Droves of influencers discovering that rarely drinking alcohol improves their overall quality of life is great. But trying to rebrand sobriety as a lifestyle choice that allows for some drinking is extremely dangerous for people who struggle with addiction.
There are millions of people for whom sobriety cannot mean “drinking or using sometimes.” If given the choice to quit alcohol completely, or to mostly quit, but still partake from time-to-time, obviously we’re going to choose the latter.
But that is a false choice for people with alcoholism with very real consequences.
We might get away with it for a while. I certainly have in the past. There were times I quit drinking for several months only to go back and drink once every week or two. And you know what? It never stuck. In the end, I always went back to heavy drinking.
It is too easy to cling to flimsy identities like California sober as a way to avoid actual sobriety. And honestly, watching people who don’t struggle with addiction try to co-opt this term is annoying as fuck, which is why seeing somebody like Demi adopt these terms frustrates me.
The recovery community is constantly fighting to break the stigma of addiction. The last thing I want to do is wrestle the word away from influencers who want to convert sobriety into a behavioral spectrum that they get to land on just so for the Gram.
In short, we need to stop using the word “sober” for things that are not. It is okay to change your relationship with alcohol and other substances, to use less, and to meet people where they are at in their recovery process.
Just don’t call it sobriety.
Addiction and substance abuse are complex.
I have no idea if moderation (let’s call it what it is) will work for Demi Lovato. I hope it does. She’s been through hell and I want her to find peace.
Statistically, the odds for moderating long term are not in her favor. Most of us know, deep down, that if we try to drink again, it will not end well for us.
But maybe she will succeed. I am not an addiction specialist. There are people far more educated than me who know about the efficacy of harm reduction. It’s not the route I took.
What I do know is how it feels to be a person living in active addiction. I know the mental gymnastics we perform to get out of quitting for good.
Coining phrases that allow sobriety to become squishy is dangerous. We should stop doing it immediately. There are ways to label moderation that do not involve co-opting sobriety.
If you are moderating, say that. If you are cutting back your drinking to special occasions only, say that. Because the strictly abstinent definition of sobriety saves lives. It is foundational.
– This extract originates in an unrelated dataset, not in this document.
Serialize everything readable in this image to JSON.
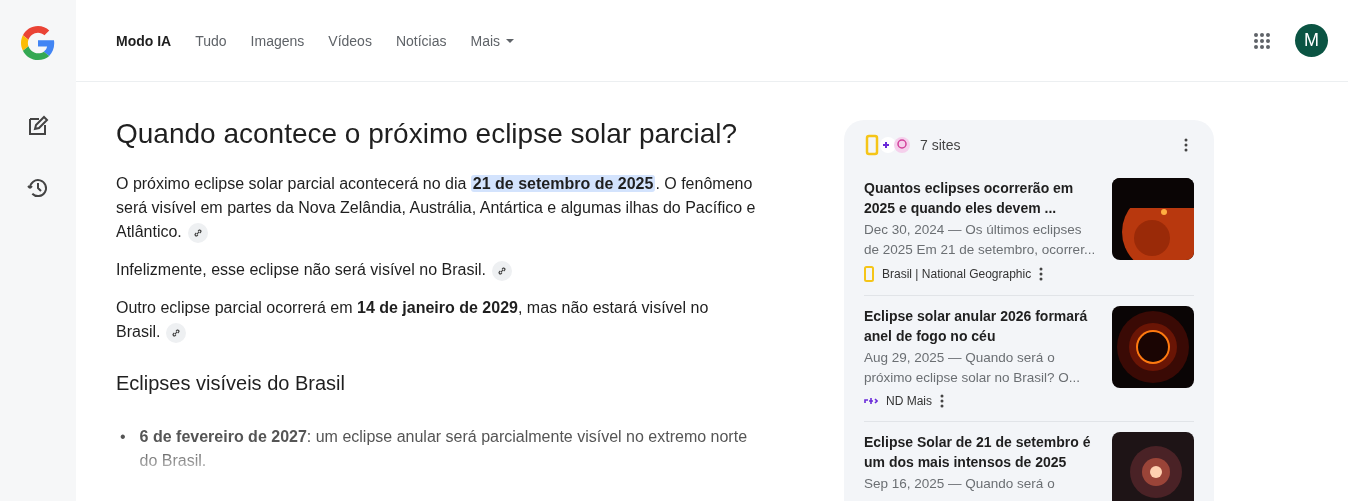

And if you are a person in a position of power or influence talking about these issues, you have a responsibility to our community to respect that.